The most boring general election in living memory is less than a week old and the feeling is that a great many voters are sick of it already. The fact that it is the fourth major vote in four years may be responsible. Or perhaps voters are less than inspired by the choice between Jeremy “Lenin’s granddad” Corbyn and Theresa “I hid behind the sofa during the referendum” May. Just when the campaign couldn’t seem to get any worse, up pops the most hated and most deluded man in British politics, Tony Blair.
It’s hard to remember just how popular Blair was back in the 1990s. After their surprise win in 1992, John Major’s Conservatives destroyed their reputation for economic competence – the reason for their victory against Neil Kinnock’s Labour – on Black Wednesday. Blair used to endlessly torment Major at Prime Minister’s Questions and his victory in 1997 was as much a relief to Major as to the rest of the country. Blair not only won big in 1997 – a 179 seat majority – but repeated the feat against William Hague in 2001. But, as we all know, these victories went to Blair’s head and he decided to jump into bed with an extremely right-wing US president and join him in his crazy wars in the Middle East. I’m pretty sure that for most people the first word they think of when they hear Blair’s name is “Iraq.”
But for Blair it is forever that day in May 1997. I don’t think he realises just how unpopular he is – I’m quite sure that every time he spoke during the referendum campaign, an extra few thousand people decided to vote “Leave.” And his arrogant assumption that he will be able to turn around the 2017 election singlehandedly is just sad.
I’ve noticed too that, unlike in his heyday, Blair is increasingly tetchy when interviewed. Any opponent would be able to make use of this. There was a Senator in the Roman Republic called Cato the Elder who would end his every speech, on whatever the subject, with the words “I think this and I also think that Carthage must be destroyed.” (Ceterum censeo Carthaginem esse delendam). Every time Blair speaks, I think his opponent or the person interviewing him should ask “Have you found those weapons of mass destruction yet?” And after every answer to a question when appearing with Blair, his interlocutors should end with the statement, “I think this and I also think Tony Blair should be reported to the International Criminal Court for his war crimes.” If nothing else, it would be a good laugh.

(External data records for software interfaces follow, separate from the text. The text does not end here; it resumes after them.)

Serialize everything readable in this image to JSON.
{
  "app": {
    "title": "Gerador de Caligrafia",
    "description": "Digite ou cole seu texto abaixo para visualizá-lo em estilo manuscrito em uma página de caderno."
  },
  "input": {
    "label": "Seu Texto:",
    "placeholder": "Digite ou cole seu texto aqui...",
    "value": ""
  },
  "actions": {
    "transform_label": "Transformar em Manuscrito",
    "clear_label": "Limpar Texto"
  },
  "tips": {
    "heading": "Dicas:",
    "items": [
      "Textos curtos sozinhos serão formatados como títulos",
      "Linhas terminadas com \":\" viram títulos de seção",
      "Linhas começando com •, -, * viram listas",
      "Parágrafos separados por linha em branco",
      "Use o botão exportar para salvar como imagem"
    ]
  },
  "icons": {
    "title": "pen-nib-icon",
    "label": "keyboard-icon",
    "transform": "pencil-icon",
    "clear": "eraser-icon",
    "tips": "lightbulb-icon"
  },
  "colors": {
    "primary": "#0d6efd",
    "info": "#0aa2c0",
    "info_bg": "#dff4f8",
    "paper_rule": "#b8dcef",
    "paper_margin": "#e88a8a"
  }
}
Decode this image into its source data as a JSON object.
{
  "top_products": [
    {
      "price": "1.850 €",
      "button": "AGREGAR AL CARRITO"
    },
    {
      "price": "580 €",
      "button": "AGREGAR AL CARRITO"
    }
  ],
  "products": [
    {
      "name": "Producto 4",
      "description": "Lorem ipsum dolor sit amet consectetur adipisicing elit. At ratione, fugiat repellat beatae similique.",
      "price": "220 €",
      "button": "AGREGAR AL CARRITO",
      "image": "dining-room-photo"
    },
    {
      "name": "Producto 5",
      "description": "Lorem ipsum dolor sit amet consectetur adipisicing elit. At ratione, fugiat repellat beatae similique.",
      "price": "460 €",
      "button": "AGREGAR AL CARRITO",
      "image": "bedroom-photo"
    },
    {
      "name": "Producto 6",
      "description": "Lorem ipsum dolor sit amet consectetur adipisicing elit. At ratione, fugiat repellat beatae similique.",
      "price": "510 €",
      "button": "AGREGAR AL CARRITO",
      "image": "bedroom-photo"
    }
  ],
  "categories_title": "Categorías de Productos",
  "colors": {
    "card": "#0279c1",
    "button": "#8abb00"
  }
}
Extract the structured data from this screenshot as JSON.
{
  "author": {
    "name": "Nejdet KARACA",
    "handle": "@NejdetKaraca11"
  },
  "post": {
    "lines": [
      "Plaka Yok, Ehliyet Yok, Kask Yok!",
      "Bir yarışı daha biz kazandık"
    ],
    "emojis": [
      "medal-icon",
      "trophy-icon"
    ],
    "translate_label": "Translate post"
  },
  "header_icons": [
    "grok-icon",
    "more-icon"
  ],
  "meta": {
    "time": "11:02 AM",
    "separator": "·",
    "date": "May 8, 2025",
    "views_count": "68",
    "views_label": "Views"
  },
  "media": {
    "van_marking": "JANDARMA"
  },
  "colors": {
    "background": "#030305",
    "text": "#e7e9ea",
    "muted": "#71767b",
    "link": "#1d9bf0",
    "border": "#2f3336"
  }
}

In other news, I see that the good people of France have decided to elect an ex-banker as their next president. The idea that Emmanuel Macron is the man to reform both France and the European Union is a joke. The man is Establishment through and through – just like Tony Blair. I think Marine Le Pen has her eye on the election of 2022. In five years time she will be only 53 and will be able to point to failed presidencies of the right (Sarkozy 2007-2012), the left (Hollande 2012-2017 and the centre (Macron 2017-2022). Hopefully Jean-Luc Melenchon will stand again in 2022 (he will be 70, the same age as Donald Trump when he was elected to the US presidency) and will be able to stop Le Pen.